9 MORE Tips for Observing Your Young Musician

There are two different teachers present in a young student’s private music lesson environment: the parent and the teacher. While the private studio teacher is there to offer expertise on the instrument, the parent will be the one that has the most lasting impact on the child’s musical career. Consider that the teacher usually only sees the child once a week while the parent will be there for the young student the other six days.

Learning a musical instrument is no easy task. Besides the obvious physical challenges there are a great many emotional hurdles to overcome. This means that the parent must play an active role in the child’s learning if he is to become successful.

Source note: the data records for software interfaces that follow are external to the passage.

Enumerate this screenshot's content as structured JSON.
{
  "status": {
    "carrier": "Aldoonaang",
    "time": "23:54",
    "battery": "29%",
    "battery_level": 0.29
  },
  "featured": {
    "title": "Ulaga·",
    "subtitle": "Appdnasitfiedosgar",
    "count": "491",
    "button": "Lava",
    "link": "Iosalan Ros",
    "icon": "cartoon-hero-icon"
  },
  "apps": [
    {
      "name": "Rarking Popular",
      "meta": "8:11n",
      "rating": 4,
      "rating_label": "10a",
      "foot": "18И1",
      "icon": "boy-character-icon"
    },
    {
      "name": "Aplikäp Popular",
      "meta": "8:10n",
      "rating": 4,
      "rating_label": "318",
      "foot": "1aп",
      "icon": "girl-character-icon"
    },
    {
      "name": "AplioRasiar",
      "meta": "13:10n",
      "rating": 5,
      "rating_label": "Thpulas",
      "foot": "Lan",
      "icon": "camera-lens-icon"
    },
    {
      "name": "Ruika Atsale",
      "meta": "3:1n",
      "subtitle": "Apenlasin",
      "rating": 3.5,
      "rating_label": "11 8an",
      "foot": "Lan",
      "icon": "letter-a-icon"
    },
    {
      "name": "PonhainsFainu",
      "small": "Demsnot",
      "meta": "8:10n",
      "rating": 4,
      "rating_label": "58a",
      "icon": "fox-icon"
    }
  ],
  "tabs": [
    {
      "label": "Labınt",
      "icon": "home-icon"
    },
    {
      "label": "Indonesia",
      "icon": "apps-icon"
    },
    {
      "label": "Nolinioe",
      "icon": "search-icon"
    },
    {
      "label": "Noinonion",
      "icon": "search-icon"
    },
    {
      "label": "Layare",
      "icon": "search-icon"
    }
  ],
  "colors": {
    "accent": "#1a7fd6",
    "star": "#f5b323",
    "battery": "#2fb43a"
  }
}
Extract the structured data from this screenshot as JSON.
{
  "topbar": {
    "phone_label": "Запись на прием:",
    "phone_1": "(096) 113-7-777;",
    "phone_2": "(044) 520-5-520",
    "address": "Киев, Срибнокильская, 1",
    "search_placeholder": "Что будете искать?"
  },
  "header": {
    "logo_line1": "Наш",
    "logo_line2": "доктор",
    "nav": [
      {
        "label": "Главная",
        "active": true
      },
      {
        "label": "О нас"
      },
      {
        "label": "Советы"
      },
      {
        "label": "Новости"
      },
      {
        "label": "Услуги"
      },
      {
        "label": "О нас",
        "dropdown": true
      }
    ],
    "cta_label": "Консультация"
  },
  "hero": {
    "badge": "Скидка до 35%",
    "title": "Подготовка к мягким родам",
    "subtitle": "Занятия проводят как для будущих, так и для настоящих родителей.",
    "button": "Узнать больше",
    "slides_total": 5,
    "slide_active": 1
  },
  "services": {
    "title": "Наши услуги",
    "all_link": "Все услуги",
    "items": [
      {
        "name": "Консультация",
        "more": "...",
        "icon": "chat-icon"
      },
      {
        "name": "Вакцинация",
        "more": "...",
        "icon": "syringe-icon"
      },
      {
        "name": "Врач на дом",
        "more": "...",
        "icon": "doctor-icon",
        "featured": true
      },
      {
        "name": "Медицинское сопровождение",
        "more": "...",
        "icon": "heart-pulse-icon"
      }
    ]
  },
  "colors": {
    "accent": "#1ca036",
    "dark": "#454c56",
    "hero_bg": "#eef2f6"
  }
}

The parent must learn how to observe the home environment objectively since this is where the child will be doing most of his playing. It is also the area where the teacher has no hand in anything that goes on. If issues crop up then it will be up to the parent to report back in order to figure out a solution.
Y…

Artistry

I've reached an interesting point in my teaching career.  After nearly seven years of teaching I finally have a batch of book 4-becoming-semi-advanced level students.  From a teaching perspective it means that I am finally faced with the task of producing an artist rather than just someone who plays with a very basic level of control.

This is a daunting prospect.

It's one thing to start a beginner.  The worst I could do is render the student frustrated and unable to play.  It's quite another thing to try and explain to a twelve-year-old how this sonata she is playing needs more emotional depth.  Where does one even begin?

I ask these questions rhetorically, of course.  Like just about everything else in teaching there's never one clear solution to a problem.  But as I explore different ways to help a student learn musical depth I've noticed that it's actually starting to change my playing.

Like every other twelve-year-old on the planet, I never gave much thoug…

The Promise...The Challenge: A Suzuki Teacher's Pledge